◆ DATA RECORDS ◆

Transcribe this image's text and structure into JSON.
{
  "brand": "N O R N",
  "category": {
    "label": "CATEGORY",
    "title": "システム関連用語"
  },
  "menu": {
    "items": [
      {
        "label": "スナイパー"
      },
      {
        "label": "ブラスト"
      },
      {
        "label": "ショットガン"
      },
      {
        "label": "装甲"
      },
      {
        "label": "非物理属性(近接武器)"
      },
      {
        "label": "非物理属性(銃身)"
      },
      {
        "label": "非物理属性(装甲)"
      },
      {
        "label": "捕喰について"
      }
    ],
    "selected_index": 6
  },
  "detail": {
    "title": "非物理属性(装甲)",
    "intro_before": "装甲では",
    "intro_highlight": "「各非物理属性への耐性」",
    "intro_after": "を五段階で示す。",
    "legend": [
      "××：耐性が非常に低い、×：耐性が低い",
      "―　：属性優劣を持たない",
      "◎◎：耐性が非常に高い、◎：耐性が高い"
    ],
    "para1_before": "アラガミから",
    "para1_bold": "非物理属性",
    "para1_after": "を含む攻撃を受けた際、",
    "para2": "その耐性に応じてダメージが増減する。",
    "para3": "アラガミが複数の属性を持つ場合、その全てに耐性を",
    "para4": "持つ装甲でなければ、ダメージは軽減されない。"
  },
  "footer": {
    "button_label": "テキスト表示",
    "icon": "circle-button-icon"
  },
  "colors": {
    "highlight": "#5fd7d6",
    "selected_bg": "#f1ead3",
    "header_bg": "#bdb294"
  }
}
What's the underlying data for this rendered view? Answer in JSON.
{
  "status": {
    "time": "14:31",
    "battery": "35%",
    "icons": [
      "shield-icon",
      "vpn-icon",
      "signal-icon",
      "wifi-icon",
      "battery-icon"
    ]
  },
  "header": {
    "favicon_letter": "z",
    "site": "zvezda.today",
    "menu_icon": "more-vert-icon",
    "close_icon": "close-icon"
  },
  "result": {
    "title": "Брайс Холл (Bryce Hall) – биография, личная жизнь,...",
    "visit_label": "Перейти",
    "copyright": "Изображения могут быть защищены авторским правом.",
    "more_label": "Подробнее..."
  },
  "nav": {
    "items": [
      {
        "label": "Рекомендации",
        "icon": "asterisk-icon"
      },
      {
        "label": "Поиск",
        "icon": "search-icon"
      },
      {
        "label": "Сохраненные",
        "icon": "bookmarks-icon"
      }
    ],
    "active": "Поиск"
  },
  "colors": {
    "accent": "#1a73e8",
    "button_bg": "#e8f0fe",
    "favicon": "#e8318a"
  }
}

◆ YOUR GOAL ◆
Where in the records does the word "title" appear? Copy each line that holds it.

◆ REPLY TO THE EXERCISE ◆
    "title": "システム関連用語"
    "title": "非物理属性(装甲)",
    "title": "Брайс Холл (Bryce Hall) – биография, личная жизнь,...",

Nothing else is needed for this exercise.